And recover she does: slowly, but with unmistakeable grit. A slash like that would send pretty much anybody running to the nurse’s office even if they hadn’t just spent the last hour kicking all the ass in Japan, but the Bride is nothing if not determined. That determination is what drove her to survive what should have been a fatal head shot, what woke her out of her coma, what willed sensation back into her atrophied limbs one toe at a time, what allowed her to triumph against an army, and what will eventually allow her to make her final and most tragic decision. Heck, it’s probably what made Bill fall in love with her. Beatrix Kiddo is defined by her willpower, by her actions and by her choices. Unlike the supposed girl power saga of the The Hunger Games, whose agency-denied protagonist actually makes the story a misogynist fairy tale, the Bride is a doer. And what she does is get revenge, at any cost.
Resuming the fight, it’s the Bride’s turn to show up O-Ren, ducking a mid-level strike to land a decent slice at her old friend’s leg. We see the blood on her pretty white kimono (and the snow), and she’s limping. Realizing that this won’t be so easy as she thought, Ishii apologizes for her previous rudeness, which the Bride accepts before renewing the fight.
But it’s already over. At the end of the next lightning-fast exchange, one swing from the Hanzo sword lops off the top of O-Ren Ishii’s skull. The audience is treated to the holy-crap-am-I-really-seeing-this visual of the poor lady’s hair & scalp sailing quietly through the air, before the camera returns to her face and slowly pans up to show her exposed brain. O-Ren takes a moment to marvel at the feel of Hattori Hanzo steel, then slumps to the ground dead. Charlie’s angel has gone to hell.
The Bride limps over to a nearby bench and collapses as a melancholy Japanese song plays. She’s not just exhausted but visibly upset; it’s unknown if she’s sad because of lingering personal affection for O-Ren, or if she’s just overwhelmed with emotion over having just killed two soccer teams’ worth of people. Speaking of which: tired or no, she really ought to be booking it out of there, before somebody sees the mess inside and calls in the national guard.

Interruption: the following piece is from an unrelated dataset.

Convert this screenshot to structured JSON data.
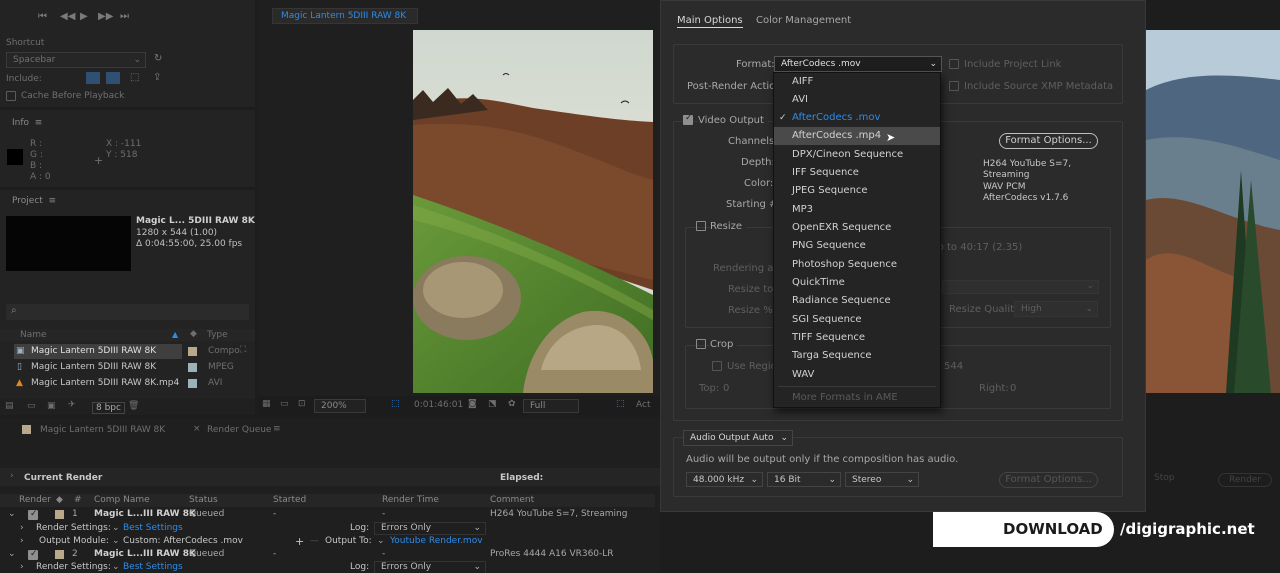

Together, this fight and the previous one make up the chapter called “Showdown at the House of Blue Leaves,” and though I’ve split the thing into two portions’ for sanity’s sake, in a way this duel is the climax to the battle that began with Gogo and the Crazy 88. Or at the very least, O-Ren is the end-of-stage boss and they were the entire level.

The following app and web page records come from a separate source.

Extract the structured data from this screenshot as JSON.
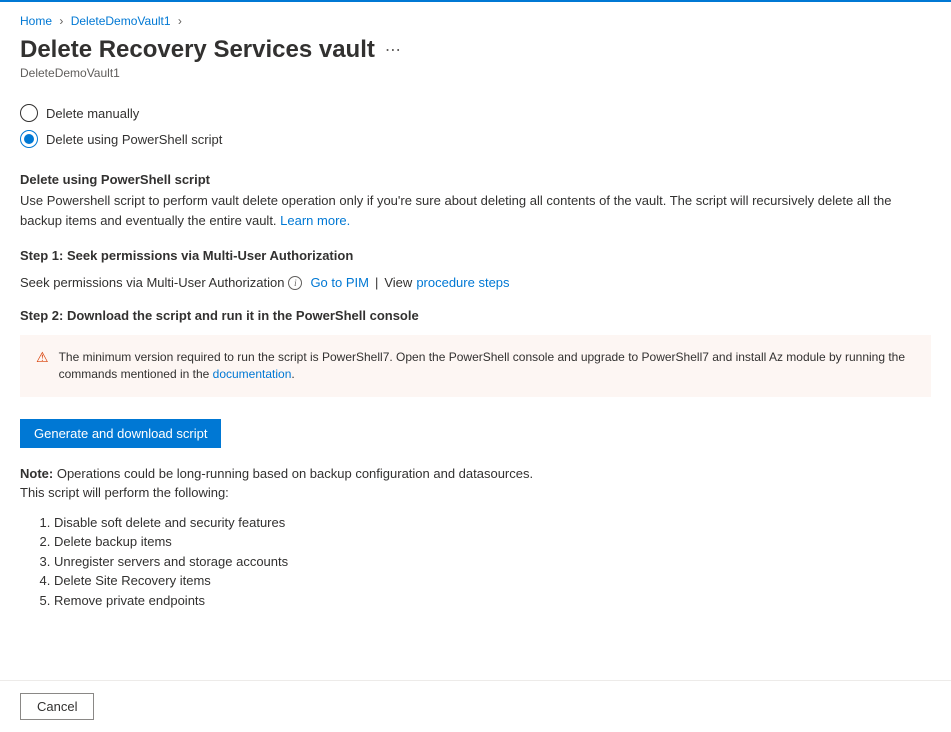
{
  "breadcrumb": {
    "home": "Home",
    "vault": "DeleteDemoVault1"
  },
  "header": {
    "title": "Delete Recovery Services vault",
    "subtitle": "DeleteDemoVault1"
  },
  "radio": {
    "manual": "Delete manually",
    "powershell": "Delete using PowerShell script"
  },
  "section": {
    "heading": "Delete using PowerShell script",
    "desc_pre": "Use Powershell script to perform vault delete operation only if you're sure about deleting all contents of the vault. The script will recursively delete all the backup items and eventually the entire vault. ",
    "learn_more": "Learn more."
  },
  "step1": {
    "heading": "Step 1: Seek permissions via Multi-User Authorization",
    "text": "Seek permissions via Multi-User Authorization",
    "goto_pim": "Go to PIM",
    "view": "View ",
    "procedure_steps": "procedure steps"
  },
  "step2": {
    "heading": "Step 2: Download the script and run it in the PowerShell console"
  },
  "warning": {
    "text_pre": "The minimum version required to run the script is PowerShell7. Open the PowerShell console and upgrade to PowerShell7 and install Az module by running the commands mentioned in the ",
    "doc_link": "documentation",
    "text_post": "."
  },
  "button": {
    "generate": "Generate and download script",
    "cancel": "Cancel"
  },
  "note": {
    "label": "Note:",
    "text": " Operations could be long-running based on backup configuration and datasources.",
    "followup": "This script will perform the following:"
  },
  "list": {
    "item1": "Disable soft delete and security features",
    "item2": "Delete backup items",
    "item3": "Unregister servers and storage accounts",
    "item4": "Delete Site Recovery items",
    "item5": "Remove private endpoints"
  }
}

So it is an interesting, and indeed admirable choice that Tarantino made to tone things down once the Bride enters the garden, rather than trying to top it. It’s as stately as the last fight was chaotic. Minus the amusingly gruesome bit at the end, of course; that might be a bit of a misstep depending on how tonally jarring you find it. Also there’s no duel as formal as this one in either volume, so it’s a nice change of pace. The Bride’s showdown ends with a climax that is more emotional than kinetic, a technique Tarantino would take to an even greater extreme for the Bride’s eventual meeting with Bill at the end of Volume 2.

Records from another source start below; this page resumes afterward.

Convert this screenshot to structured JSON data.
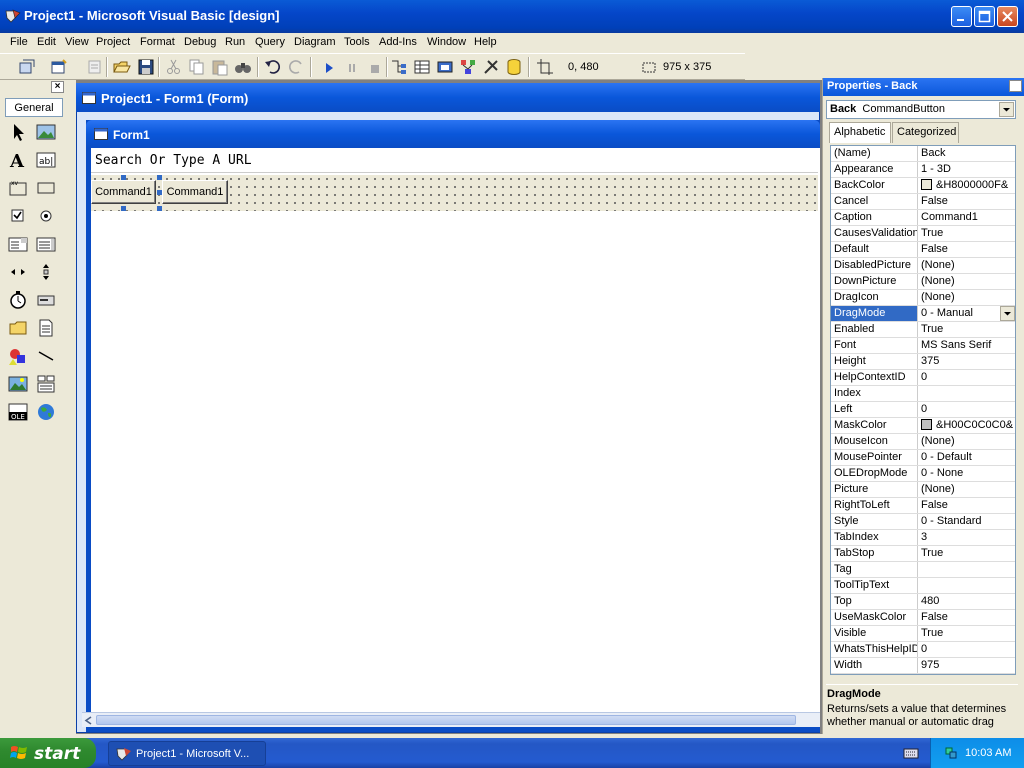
{
  "window": {
    "title": "Project1 - Microsoft Visual Basic [design]",
    "icon": "vb-app-icon",
    "controls": [
      "minimize-icon",
      "maximize-icon",
      "close-icon"
    ]
  },
  "menu": [
    "File",
    "Edit",
    "View",
    "Project",
    "Format",
    "Debug",
    "Run",
    "Query",
    "Diagram",
    "Tools",
    "Add-Ins",
    "Window",
    "Help"
  ],
  "toolbar": {
    "position": "0, 480",
    "size": "975 x 375"
  },
  "toolbox": {
    "tab": "General"
  },
  "project_window": {
    "title": "Project1 - Form1 (Form)"
  },
  "form": {
    "title": "Form1",
    "url_text": "Search Or Type A URL",
    "buttons": [
      "Command1",
      "Command1"
    ]
  },
  "properties": {
    "title": "Properties - Back",
    "object_name": "Back",
    "object_type": "CommandButton",
    "tabs": [
      "Alphabetic",
      "Categorized"
    ],
    "rows": [
      {
        "name": "(Name)",
        "value": "Back"
      },
      {
        "name": "Appearance",
        "value": "1 - 3D"
      },
      {
        "name": "BackColor",
        "value": "&H8000000F&",
        "swatch": "#ece9d8"
      },
      {
        "name": "Cancel",
        "value": "False"
      },
      {
        "name": "Caption",
        "value": "Command1"
      },
      {
        "name": "CausesValidation",
        "value": "True"
      },
      {
        "name": "Default",
        "value": "False"
      },
      {
        "name": "DisabledPicture",
        "value": "(None)"
      },
      {
        "name": "DownPicture",
        "value": "(None)"
      },
      {
        "name": "DragIcon",
        "value": "(None)"
      },
      {
        "name": "DragMode",
        "value": "0 - Manual",
        "selected": true
      },
      {
        "name": "Enabled",
        "value": "True"
      },
      {
        "name": "Font",
        "value": "MS Sans Serif"
      },
      {
        "name": "Height",
        "value": "375"
      },
      {
        "name": "HelpContextID",
        "value": "0"
      },
      {
        "name": "Index",
        "value": ""
      },
      {
        "name": "Left",
        "value": "0"
      },
      {
        "name": "MaskColor",
        "value": "&H00C0C0C0&",
        "swatch": "#c0c0c0"
      },
      {
        "name": "MouseIcon",
        "value": "(None)"
      },
      {
        "name": "MousePointer",
        "value": "0 - Default"
      },
      {
        "name": "OLEDropMode",
        "value": "0 - None"
      },
      {
        "name": "Picture",
        "value": "(None)"
      },
      {
        "name": "RightToLeft",
        "value": "False"
      },
      {
        "name": "Style",
        "value": "0 - Standard"
      },
      {
        "name": "TabIndex",
        "value": "3"
      },
      {
        "name": "TabStop",
        "value": "True"
      },
      {
        "name": "Tag",
        "value": ""
      },
      {
        "name": "ToolTipText",
        "value": ""
      },
      {
        "name": "Top",
        "value": "480"
      },
      {
        "name": "UseMaskColor",
        "value": "False"
      },
      {
        "name": "Visible",
        "value": "True"
      },
      {
        "name": "WhatsThisHelpID",
        "value": "0"
      },
      {
        "name": "Width",
        "value": "975"
      }
    ],
    "description_name": "DragMode",
    "description_text": "Returns/sets a value that determines whether manual or automatic drag"
  },
  "taskbar": {
    "start": "start",
    "task": "Project1 - Microsoft V...",
    "clock": "10:03 AM"
  },
  "colors": {
    "title_blue": "#0a57da",
    "selection": "#316ac5",
    "start_green": "#2f8a2f"
  }
}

Coming Attractions: I call that bold talk, from a one-eyed blonde woman.